Bionic Plants Are on The Way
So scientists have developed a way to use spinach to detect toxic chemicals including explosives and nerve gas. Then it alerts FEMA to mail everyone a gas mask. (Just kidding I made that up.) The plants can also kind of send emails– no, seriously. So here’s how it works and well, why it’s actually useful.
If you have ever thought, “plants are cool and all, but if only there was a way to utilize them as a technology platform,” you aren’t alone. “Plants are very attractive as a technology platform, they repair themselves, they’re environmentally stable outside, they survive in harsh environments, and they provide their own power source and water distribution,” said Michael Strano, leader of the MIT research team. Makes sense– they don’t require a power source so they’re kind of like little self-sustaining robots. And now, there’s a whole field dedicated to just that: plant nanobiotics.
Scientists basically just embed the spinach plants with nanoparticles or nanotubes which either give them superpowers or amplify powers they already have. From there the plant continues to absorb water and nutrients just as it always would, but it has the power to detect anything unusual or any changes. As the plant consumes water and nutrients, it’s able to detect when something unusual is present like nitric oxide, nerve gas, TNT, or hydrogen peroxide. When it notices something strange, the spinach plant emits an infrared signal which can be detected using a special camera. From there the camera is hooked up to a computer, which it can trigger to send an alert email.

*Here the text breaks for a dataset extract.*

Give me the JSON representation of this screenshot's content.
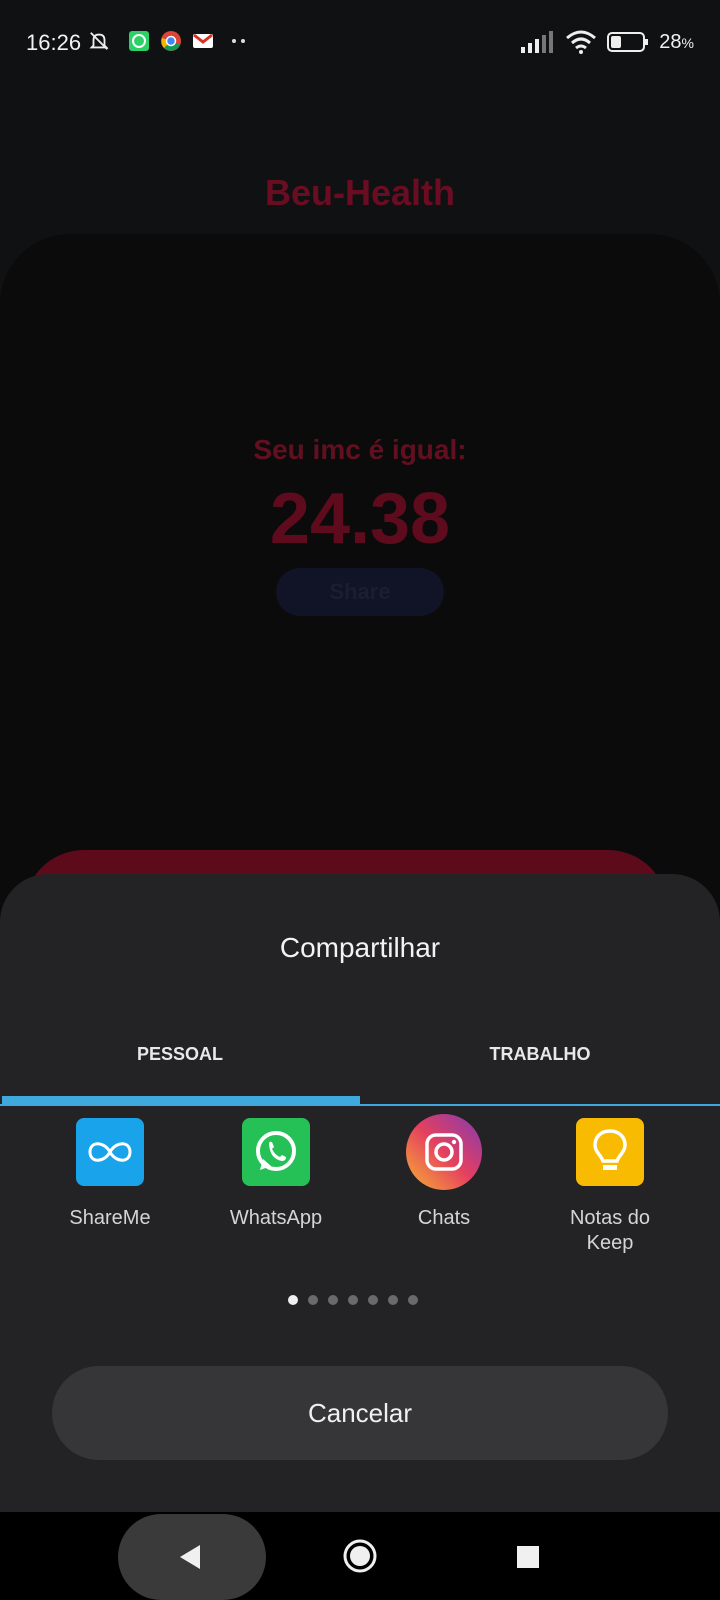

I’d like to think the email content is something along the lines of: “Spencer the spinach says ‘grab your gas mask, nerve gas is afoot!'”
Researchers at MIT are very excited they were finally able to overcome the plant/human communication barrier. No seriously, that’s really what he said: “This is a novel demonstration of how we have overcome the plant/human communication barrier.” I mean, it is pretty freaking cool. Researchers are optimistic that this kind of technology could eventually be used to predict drought or other weather patterns, possibly with more accuracy than any man-made computer. “Plants are very good analytical chemists,” he says. “They have an extensive root network in the soil, are constantly sampling groundwater, and have a way to self-power the transport of that water up into the leaves,” Strano says.
I’m not sure why they specifically chose spinach. Maybe it has something to do with the plants high level of iron or other minerals. Either way, this sure gives a whole new meaning to the word “superfood.” (Yes, I said it. I had to. I’m sorry.)